Impressions of Indonesia

by Michelle Chin



The paintings of Mario Blanco, Paul Husner and Pupuk Daru Purnomo take us on a visual feast of a journey through Indonesia, France and the USA. Balinese artist Mario Blanco depicts the fantasy world to be found in his Campuhan studio; Swiss painter Paul Husner gives us his impressions of Indonesia; and Javanese artist Pupuk Daru Purnomo portrays his impressions of Yogyakarta, Solo, Paris and New York.

While the subject matter of these three artists varies, nevertheless these three painters have, broadly speaking, something in common. It is the feeling that the life of the city and the village, the train stations and the temples, the museums and palaces, the fish markets and street corners, the artist's studio and the strip-tease joint, can become a vision of a world of ripeness and bloom, projecting an untroubled sense of wholeness. Their paintings depict a world of joy and light: one might look at this world with irony, but never with the eye of despair.



Paul Husner, Borobodur

Their "views" represent one thing at a given moment in time, an effect of light and colour that is fleeting and momentary: the governing system is the acuteness of the artist's eye and the sensuous efficiency of his brush-strokes, knitting their pattern swiftly across the canvas. Their subjects are views and pleasures which nearly everyone can see and experience in everyday life in and around the city: the simplicity and sheer beauty of the visible world.

These three artists concern themselves with the endless fields of experiment for the painters' special problems. Painting the same object or objects over and over again, their subject is not the view but the act of seeing that view - a process of mind, unfolding subjectively, never fixed, always becoming. They concern themselves with the infinite varieties of light effect that can be drawn from a motif at different times of day, in different weathers, in different lighting. Each recurring motif - a building, a street scene, an overcast sky, a vase, fish, fruit, flowers, glass jar, teapot - can be seen as something commonplace and endless, inviting all of the inspection and discrimination a human eye can bring.
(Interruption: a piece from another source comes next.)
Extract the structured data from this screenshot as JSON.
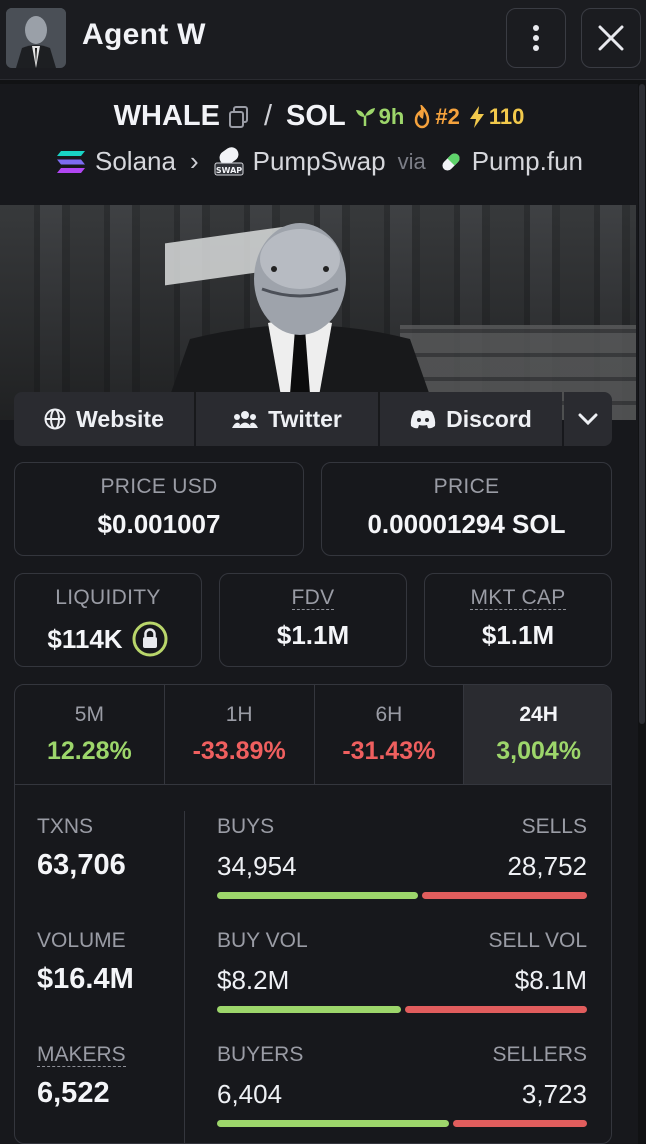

Mario Blanco, Paul Husner and Pupuk Daru Purnomo enjoy the challenges presented by the way in which light is reflected and broken by various surfaces. They study the contrasts and harmonies of colours and textures, arranging the subject matter of their paintings in harmonies of colours and lines. They make us aware of the play of light on sky and cloud, urban landscapes or the exteriors and interiors of buildings. In their still life paintings they try to achieve ever-new harmonies between wine-filled glasses, gleaming china, brilliantly coloured fruit and polished metals. They make us see the quiet beauty of a simple scene with fresh eyes and give us an idea of what the artist felt when he watched the light flooding through the window of his studio, heightening the colour of a piece of fruit or reflecting on the shiny surface of a table or bench. Of course, these might be objects that we can see around us every day, but only the artist can open our eyes to the beauty of these everyday pleasures. The artist allows us to see "eternity in a grain of sand, and Heaven in a flower."

[foreword for exhibition catalogue, The Impressionists, organbised by Garisart, Jakarta, 2003